Wandering around at the Brisbane Truck Show and wondering why it felt so good to be back in a big crowd of trucking folk, I realised that it’s a culture thing. The trucking industry is more than a profession, more than an industry sector, there’s a deeper connection there for those of us who have been involved in it for some time, this is the culture in which we live and which we enjoy.
As a meandered from stand to stand, chatting to people I knew and meeting with people I didn’t know, there were plenty of smiles on faces and I realised that most of the other visitors to the show were also feeling the same way about the whole thing.

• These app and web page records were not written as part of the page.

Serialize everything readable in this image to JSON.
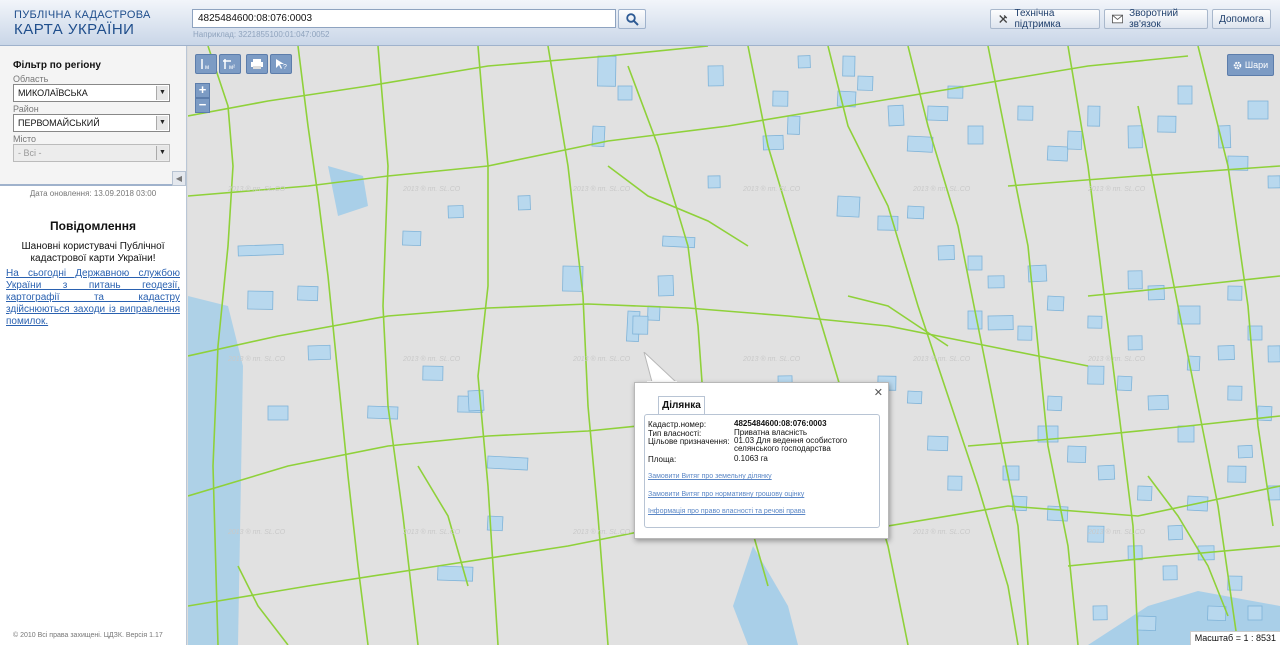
{
  "header": {
    "logo_line1": "ПУБЛІЧНА КАДАСТРОВА",
    "logo_line2": "КАРТА УКРАЇНИ",
    "search_value": "4825484600:08:076:0003",
    "example": "Наприклад: 3221855100:01:047:0052",
    "buttons": [
      {
        "label": "Технічна підтримка",
        "icon": "wrench-icon"
      },
      {
        "label": "Зворотний зв'язок",
        "icon": "mail-icon"
      },
      {
        "label": "Допомога",
        "icon": ""
      }
    ]
  },
  "filter": {
    "title": "Фільтр по регіону",
    "region_label": "Область",
    "region_value": "МИКОЛАЇВСЬКА",
    "district_label": "Район",
    "district_value": "ПЕРВОМАЙСЬКИЙ",
    "city_label": "Місто",
    "city_value": "- Всі -"
  },
  "update_text": "Дата оновлення: 13.09.2018 03:00",
  "notice": {
    "title": "Повідомлення",
    "text": "Шановні користувачі Публічної кадастрової карти України!",
    "link": "На сьогодні Державною службою України з питань геодезії, картографії та кадастру здійснюються заходи із виправлення помилок."
  },
  "copyright": "© 2010 Всі права захищені. ЦДЗК. Версія 1.17",
  "map": {
    "layers_label": "Шари",
    "scale_text": "Масштаб = 1 : 8531",
    "watermark": "2013 ® пп. SL.CO",
    "colors": {
      "lines": "#8fd13a",
      "parcels": "#b8d8ee",
      "water": "#a9cfe8"
    }
  },
  "popup": {
    "tab": "Ділянка",
    "rows": [
      {
        "key": "Кадастр.номер:",
        "value": "4825484600:08:076:0003"
      },
      {
        "key": "Тип власності:",
        "value": "Приватна власність"
      },
      {
        "key": "Цільове призначення:",
        "value": "01.03 Для ведення особистого селянського господарства"
      },
      {
        "key": "Площа:",
        "value": "0.1063 га"
      }
    ],
    "links": [
      "Замовити Витяг про земельну ділянку",
      "Замовити Витяг про нормативну грошову оцінку",
      "Інформація про право власності та речові права"
    ]
  }
}
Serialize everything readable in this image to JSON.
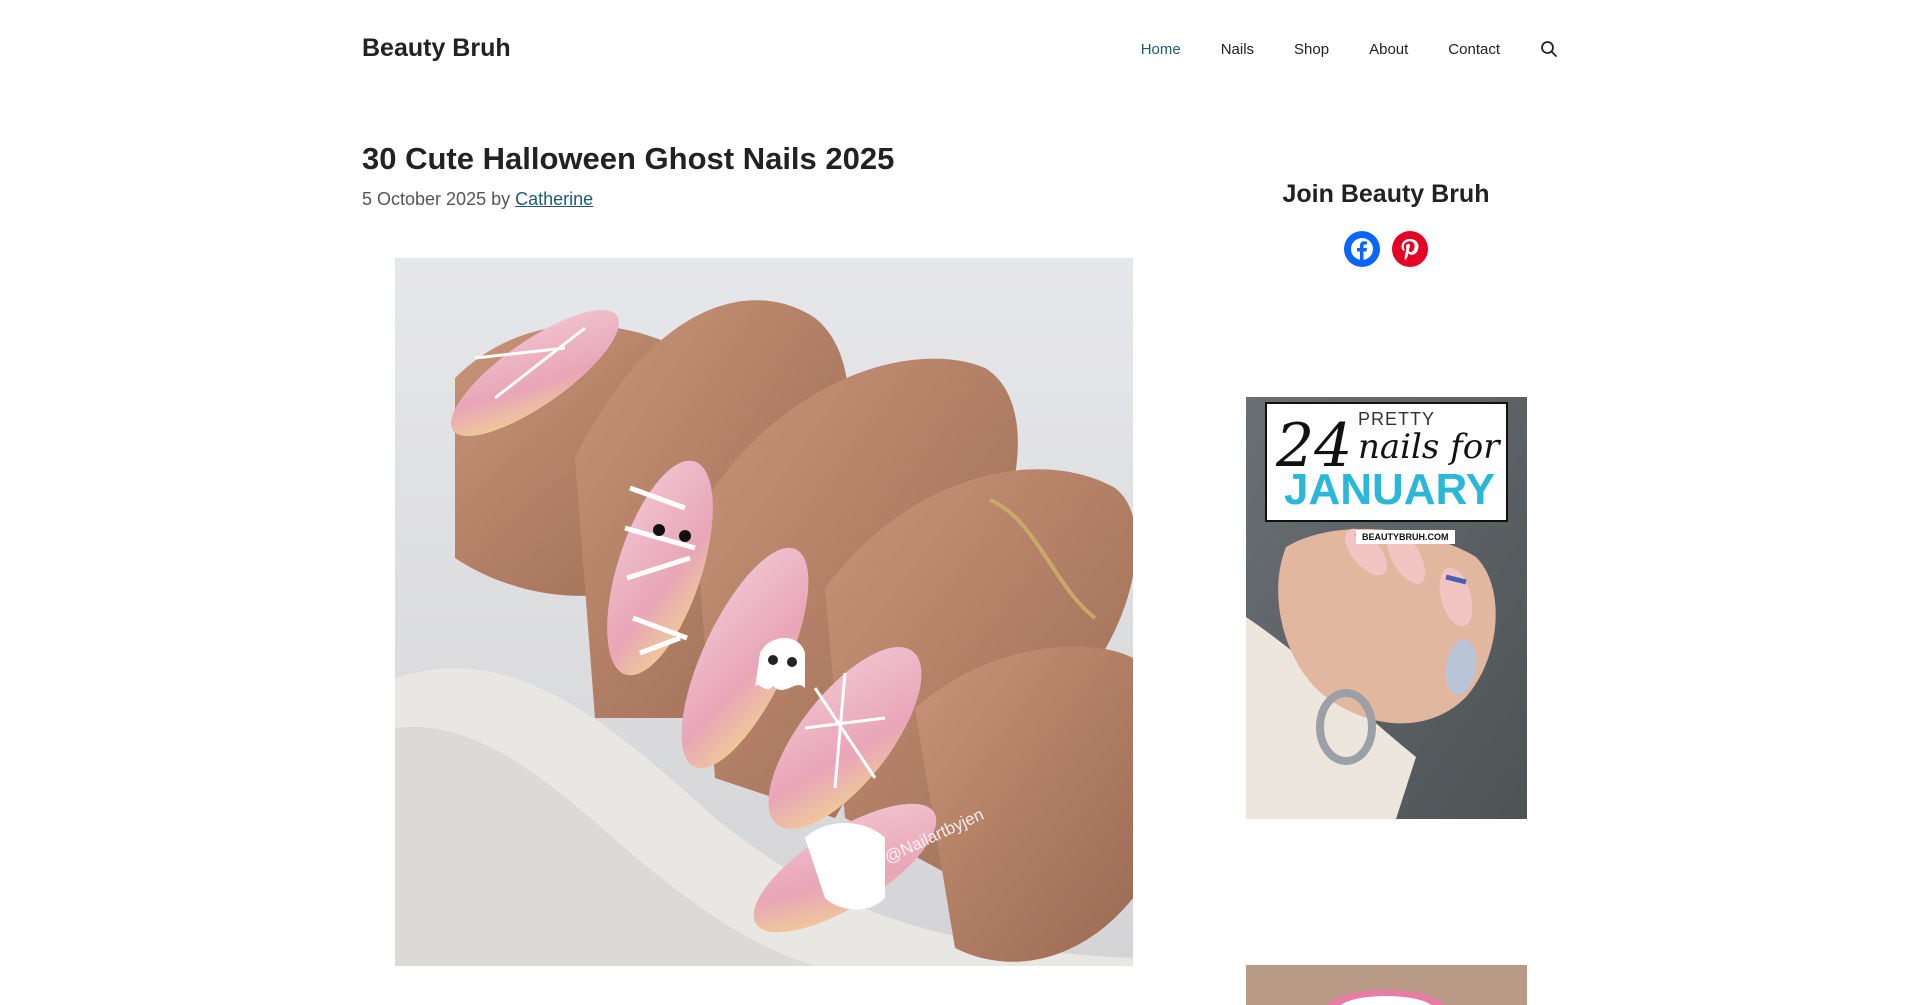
{
  "site": {
    "title": "Beauty Bruh"
  },
  "nav": {
    "items": [
      {
        "label": "Home",
        "active": true
      },
      {
        "label": "Nails"
      },
      {
        "label": "Shop"
      },
      {
        "label": "About"
      },
      {
        "label": "Contact"
      }
    ],
    "search_icon": "search-icon"
  },
  "post": {
    "title": "30 Cute Halloween Ghost Nails 2025",
    "date": "5 October 2025",
    "by": "by",
    "author": "Catherine",
    "image_watermark": "@Nailartbyjen"
  },
  "sidebar": {
    "widget_title": "Join Beauty Bruh",
    "social": [
      {
        "name": "facebook-icon",
        "color": "#0866ff"
      },
      {
        "name": "pinterest-icon",
        "color": "#e60023"
      }
    ],
    "ad": {
      "number": "24",
      "pretty": "PRETTY",
      "line2": "nails for",
      "month": "JANUARY",
      "domain": "BEAUTYBRUH.COM"
    }
  },
  "colors": {
    "link": "#1e5a78",
    "accent": "#2bb7d8"
  }
}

It’s like coming home, it’s like coming back to someplace where you always feel comfortable and where people feel as strongly about meeting up in the same way that you do. Yes, we all complain about the problems in the trucking industry and some of the working conditions, our treatment by roadside enforcement and police, but, at the end of the day, we love it.
It felt like it had been so long since I had been in an atmosphere like that where the trucking industry was getting together and doing its thing. In fact, it has still only been two years between truck shows. A
However, it felt like a lot longer, the pandemic era seems to have drawn out time and made us feel like it has been going on forever. This made the chance to finally have a chat so much better.
Normally, in the intervening 24 months between the Brisbane events, we will have other opportunities to meet up with and chew the fat with fellow trucking tragics and catch up with all the gossip. All of those other opportunities to get together disappeared in March 2020 and are only slowly and intermittently coming back.
I hope that this unwelcome hiatus in meeting other members of the trucking community makes us think a little more about just what we have going on and just how useful it can be to work together as a community.